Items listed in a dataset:

************

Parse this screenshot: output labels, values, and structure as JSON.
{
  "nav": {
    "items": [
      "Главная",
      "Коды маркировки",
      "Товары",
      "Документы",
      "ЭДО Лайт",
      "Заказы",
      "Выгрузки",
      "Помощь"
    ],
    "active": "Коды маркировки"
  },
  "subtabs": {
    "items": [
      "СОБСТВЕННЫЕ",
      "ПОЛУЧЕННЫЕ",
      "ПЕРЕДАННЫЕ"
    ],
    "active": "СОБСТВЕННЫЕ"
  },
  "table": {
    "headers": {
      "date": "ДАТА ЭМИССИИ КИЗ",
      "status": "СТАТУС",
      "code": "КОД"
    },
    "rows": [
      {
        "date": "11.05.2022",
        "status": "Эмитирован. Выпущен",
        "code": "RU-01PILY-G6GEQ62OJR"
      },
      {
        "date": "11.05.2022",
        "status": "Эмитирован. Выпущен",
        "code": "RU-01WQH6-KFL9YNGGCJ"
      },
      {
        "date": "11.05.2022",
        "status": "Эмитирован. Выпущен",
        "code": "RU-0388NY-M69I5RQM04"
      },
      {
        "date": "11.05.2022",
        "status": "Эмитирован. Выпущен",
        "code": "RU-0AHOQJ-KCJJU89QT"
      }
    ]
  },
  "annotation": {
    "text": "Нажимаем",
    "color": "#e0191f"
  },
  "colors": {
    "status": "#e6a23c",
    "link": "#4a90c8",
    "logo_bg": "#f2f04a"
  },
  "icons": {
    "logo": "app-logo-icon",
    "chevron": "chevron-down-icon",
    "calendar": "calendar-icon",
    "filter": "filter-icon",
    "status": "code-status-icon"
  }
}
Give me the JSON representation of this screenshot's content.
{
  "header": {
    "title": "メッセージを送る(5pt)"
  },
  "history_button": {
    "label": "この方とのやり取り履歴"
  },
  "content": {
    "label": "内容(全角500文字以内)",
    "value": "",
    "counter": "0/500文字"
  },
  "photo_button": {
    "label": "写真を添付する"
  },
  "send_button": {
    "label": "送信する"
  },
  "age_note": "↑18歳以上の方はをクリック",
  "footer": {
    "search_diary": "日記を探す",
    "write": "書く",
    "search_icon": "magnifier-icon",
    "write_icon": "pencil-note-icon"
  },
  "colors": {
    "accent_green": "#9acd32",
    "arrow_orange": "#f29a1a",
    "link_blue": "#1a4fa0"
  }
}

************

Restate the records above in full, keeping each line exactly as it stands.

**ANSWER FOR THIS EXERCISE**.
Parse this screenshot: output labels, values, and structure as JSON.
{
  "nav": {
    "items": [
      "Главная",
      "Коды маркировки",
      "Товары",
      "Документы",
      "ЭДО Лайт",
      "Заказы",
      "Выгрузки",
      "Помощь"
    ],
    "active": "Коды маркировки"
  },
  "subtabs": {
    "items": [
      "СОБСТВЕННЫЕ",
      "ПОЛУЧЕННЫЕ",
      "ПЕРЕДАННЫЕ"
    ],
    "active": "СОБСТВЕННЫЕ"
  },
  "table": {
    "headers": {
      "date": "ДАТА ЭМИССИИ КИЗ",
      "status": "СТАТУС",
      "code": "КОД"
    },
    "rows": [
      {
        "date": "11.05.2022",
        "status": "Эмитирован. Выпущен",
        "code": "RU-01PILY-G6GEQ62OJR"
      },
      {
        "date": "11.05.2022",
        "status": "Эмитирован. Выпущен",
        "code": "RU-01WQH6-KFL9YNGGCJ"
      },
      {
        "date": "11.05.2022",
        "status": "Эмитирован. Выпущен",
        "code": "RU-0388NY-M69I5RQM04"
      },
      {
        "date": "11.05.2022",
        "status": "Эмитирован. Выпущен",
        "code": "RU-0AHOQJ-KCJJU89QT"
      }
    ]
  },
  "annotation": {
    "text": "Нажимаем",
    "color": "#e0191f"
  },
  "colors": {
    "status": "#e6a23c",
    "link": "#4a90c8",
    "logo_bg": "#f2f04a"
  },
  "icons": {
    "logo": "app-logo-icon",
    "chevron": "chevron-down-icon",
    "calendar": "calendar-icon",
    "filter": "filter-icon",
    "status": "code-status-icon"
  }
}
Give me the JSON representation of this screenshot's content.
{
  "header": {
    "title": "メッセージを送る(5pt)"
  },
  "history_button": {
    "label": "この方とのやり取り履歴"
  },
  "content": {
    "label": "内容(全角500文字以内)",
    "value": "",
    "counter": "0/500文字"
  },
  "photo_button": {
    "label": "写真を添付する"
  },
  "send_button": {
    "label": "送信する"
  },
  "age_note": "↑18歳以上の方はをクリック",
  "footer": {
    "search_diary": "日記を探す",
    "write": "書く",
    "search_icon": "magnifier-icon",
    "write_icon": "pencil-note-icon"
  },
  "colors": {
    "accent_green": "#9acd32",
    "arrow_orange": "#f29a1a",
    "link_blue": "#1a4fa0"
  }
}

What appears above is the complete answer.